Fake Tattoos (2017)

Pascal Plante’s feature debut is a spry little rock-‘n’-roll romance so deliciously immediate that though you were likely never a tangle-headed, aspiring Quebecois tattoo artist in a Dead Kennedys tee it feels addressed to you in the second person. Initially, Theo (Anthony Therrien) might be nothing but a scowl atop a punk-band T-shirt, concealed in a froth of dark hair that looks like a map of chaos. […] The girl is Mag (Rose-Marie Perreault), she of the straggly pink-blonde hair and merry smile, and she’s teasing him about the “tattoo” that’s partially visible under his sleeve. There’s an enveloping warmth to Plante’s tender script and DP Vincent Allard’s buoyant images that belie the loose-limbed, offhand rhythm. It’s as though the film itself is constantly surprised – like its attractive protagonists — that there’s more here than just a fleeting one-night stand. Dialogues that could easily peter out instead flow conversationally
Screenings

Game Girls (2018)

Game Girls, the second feature documentary from Polish director Alina Skrzeszewska (Songs from the Nickel), chronicles the many ups and downs (mostly the latter) of an African-American lesbian couple scraping by in L.A.’s Skid Row neighborhood. When the film begins, one of the women, Teri, is coping with mental illness, while the other, Tiahna, has been locked up in jail for drug dealing – which means that what you’re about to witness will not necessarily be a smooth ride. Granting us what seems like unlimited access to the lives of Teri and Tiahna over the course of a year or so, we follow them from their happy union after Tiahna’s release to the difficult days they spend trying to scrape by on Skid Row – an area made up of 55 city blocks in downtown Los Angeles, and whose homeless population is estimated to be around 10,000. The girls definitely
Screenings
Rafiki [reminds] us that LGBT narratives in the mainstream are not to be taken for granted. Many international viewers would identify nothing especially subversive in Kenyan writer-director Wanuri Kahiu’s pure-hearted, candy-colored tale of first love blooming between two teenage girls in the rough streets of Nairobi. Yet at home, where homosexuality remains a criminal offense, Rafiki has been slapped with a ban for its positive representation – a state of affairs that makes this lively, brightly performed film impossible not to celebrate […]. In a bustling ghetto on the outskirts of the Kenyan capital […], protagonist Kena (Samantha Mugatsia) is introduced lithely skateboarding through streets fizzing with gossip and activity […]. Kena begins hanging out with Ziki (Sheila Munyiva), a charismatic, well-to-do girl with a veritable firework of pastel-colored braids on her head […]. The girls’ mutual infatuation is intense and almost instant, though expressed only in innocent kisses and
Screenings

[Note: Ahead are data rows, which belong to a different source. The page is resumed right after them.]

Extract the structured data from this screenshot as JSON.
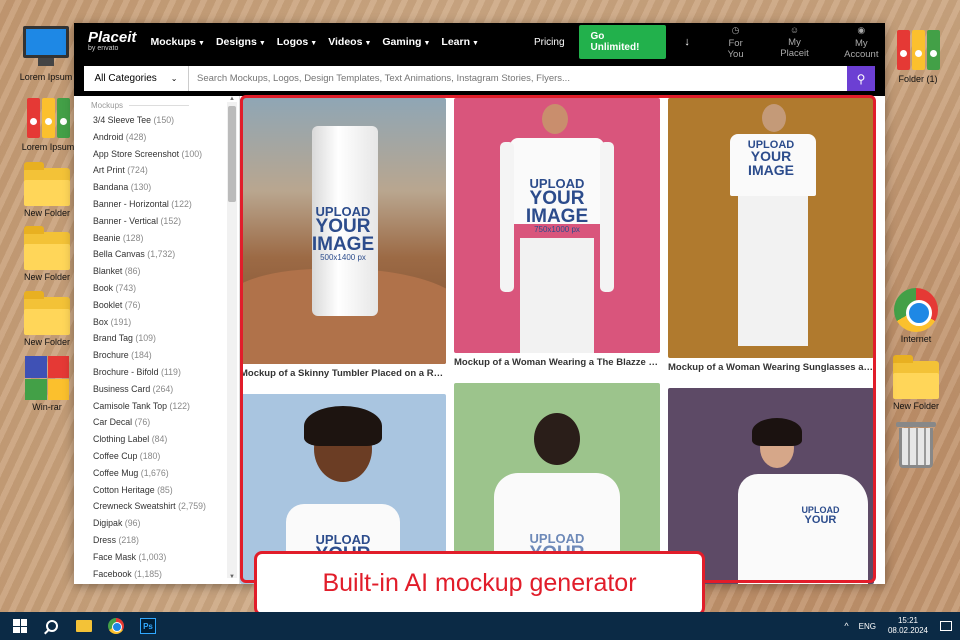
{
  "desktop": {
    "left_icons": [
      {
        "label": "Lorem Ipsum",
        "icon": "computer-icon"
      },
      {
        "label": "Lorem Ipsum",
        "icon": "binders-icon"
      },
      {
        "label": "New Folder",
        "icon": "folder-icon"
      },
      {
        "label": "New Folder",
        "icon": "folder-icon"
      },
      {
        "label": "New Folder",
        "icon": "folder-icon"
      },
      {
        "label": "Win-rar",
        "icon": "winrar-icon"
      }
    ],
    "right_icons": [
      {
        "label": "Folder (1)",
        "icon": "binders-icon"
      },
      {
        "label": "Internet",
        "icon": "chrome-icon"
      },
      {
        "label": "New Folder",
        "icon": "folder-icon"
      },
      {
        "label": "",
        "icon": "trash-icon"
      }
    ]
  },
  "site": {
    "logo": "Placeit",
    "logo_sub": "by envato",
    "nav": [
      "Mockups",
      "Designs",
      "Logos",
      "Videos",
      "Gaming",
      "Learn"
    ],
    "pricing": "Pricing",
    "cta": "Go Unlimited!",
    "user_nav": [
      {
        "label": "For You",
        "icon": "compass-icon"
      },
      {
        "label": "My Placeit",
        "icon": "smile-icon"
      },
      {
        "label": "My Account",
        "icon": "user-icon"
      }
    ],
    "category_select": "All Categories",
    "search_placeholder": "Search Mockups, Logos, Design Templates, Text Animations, Instagram Stories, Flyers..."
  },
  "sidebar": {
    "heading": "Mockups",
    "items": [
      {
        "name": "3/4 Sleeve Tee",
        "count": "(150)"
      },
      {
        "name": "Android",
        "count": "(428)"
      },
      {
        "name": "App Store Screenshot",
        "count": "(100)"
      },
      {
        "name": "Art Print",
        "count": "(724)"
      },
      {
        "name": "Bandana",
        "count": "(130)"
      },
      {
        "name": "Banner - Horizontal",
        "count": "(122)"
      },
      {
        "name": "Banner - Vertical",
        "count": "(152)"
      },
      {
        "name": "Beanie",
        "count": "(128)"
      },
      {
        "name": "Bella Canvas",
        "count": "(1,732)"
      },
      {
        "name": "Blanket",
        "count": "(86)"
      },
      {
        "name": "Book",
        "count": "(743)"
      },
      {
        "name": "Booklet",
        "count": "(76)"
      },
      {
        "name": "Box",
        "count": "(191)"
      },
      {
        "name": "Brand Tag",
        "count": "(109)"
      },
      {
        "name": "Brochure",
        "count": "(184)"
      },
      {
        "name": "Brochure - Bifold",
        "count": "(119)"
      },
      {
        "name": "Business Card",
        "count": "(264)"
      },
      {
        "name": "Camisole Tank Top",
        "count": "(122)"
      },
      {
        "name": "Car Decal",
        "count": "(76)"
      },
      {
        "name": "Clothing Label",
        "count": "(84)"
      },
      {
        "name": "Coffee Cup",
        "count": "(180)"
      },
      {
        "name": "Coffee Mug",
        "count": "(1,676)"
      },
      {
        "name": "Cotton Heritage",
        "count": "(85)"
      },
      {
        "name": "Crewneck Sweatshirt",
        "count": "(2,759)"
      },
      {
        "name": "Digipak",
        "count": "(96)"
      },
      {
        "name": "Dress",
        "count": "(218)"
      },
      {
        "name": "Face Mask",
        "count": "(1,003)"
      },
      {
        "name": "Facebook",
        "count": "(1,185)"
      }
    ]
  },
  "gallery": {
    "cards": [
      {
        "caption": "Mockup of a Skinny Tumbler Placed on a Ro...",
        "upload": [
          "UPLOAD",
          "YOUR",
          "IMAGE",
          "500x1400 px"
        ]
      },
      {
        "caption": "Mockup of a Woman Wearing a The Blazze C...",
        "upload": [
          "UPLOAD",
          "YOUR",
          "IMAGE",
          "750x1000 px"
        ]
      },
      {
        "caption": "Mockup of a Woman Wearing Sunglasses an...",
        "upload": [
          "UPLOAD",
          "YOUR",
          "IMAGE",
          ""
        ]
      },
      {
        "caption": "",
        "upload": [
          "UPLOAD",
          "YOUR",
          "",
          ""
        ]
      },
      {
        "caption": "",
        "upload": [
          "UPLOAD",
          "YOUR",
          "",
          ""
        ]
      },
      {
        "caption": "",
        "upload": [
          "UPLOAD",
          "YOUR",
          "",
          ""
        ]
      }
    ]
  },
  "callout": "Built-in AI mockup generator",
  "taskbar": {
    "lang": "ENG",
    "time": "15:21",
    "date": "08.02.2024",
    "apps": [
      "start-icon",
      "search-icon",
      "file-explorer-icon",
      "chrome-icon",
      "photoshop-icon"
    ],
    "ps_label": "Ps"
  },
  "colors": {
    "accent": "#22b14c",
    "search_button": "#6c3fd3",
    "highlight": "#e11d2a"
  }
}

Sextape (2017)

Funny, farcical and wincing, Sextape responds to the sexual politics of the moment. [Director] Antoine Desrosières has an acute eye for the complications of emerging desire, pointedly going after the internalised hatred of young women and the ingrained misogyny of young men […]. Rim (Inas Chanti) and Yasmina (Souad Arsane) start double-dating Majid (Mehdi Dahmane) and Salim (Sidi Mejai). The sisters have a playful, intimate relationship – they share a bed – brought on by apparently strict parents and the economic constraints of a working-class neighbourhood. The boys partake in excited, juvenile, sexist banter, while their close friendship borders on homoeroticism. The director manages a humorous tone, but we’re always aware of the pernicious mindset, the slippery slope, the pervasive culture that facilitates gendered abuse. […] This comedy about rape and revenge porn raises ethical questions. Sextape judges the malice and stupidity of young men quite accurately, as their treatment
Screenings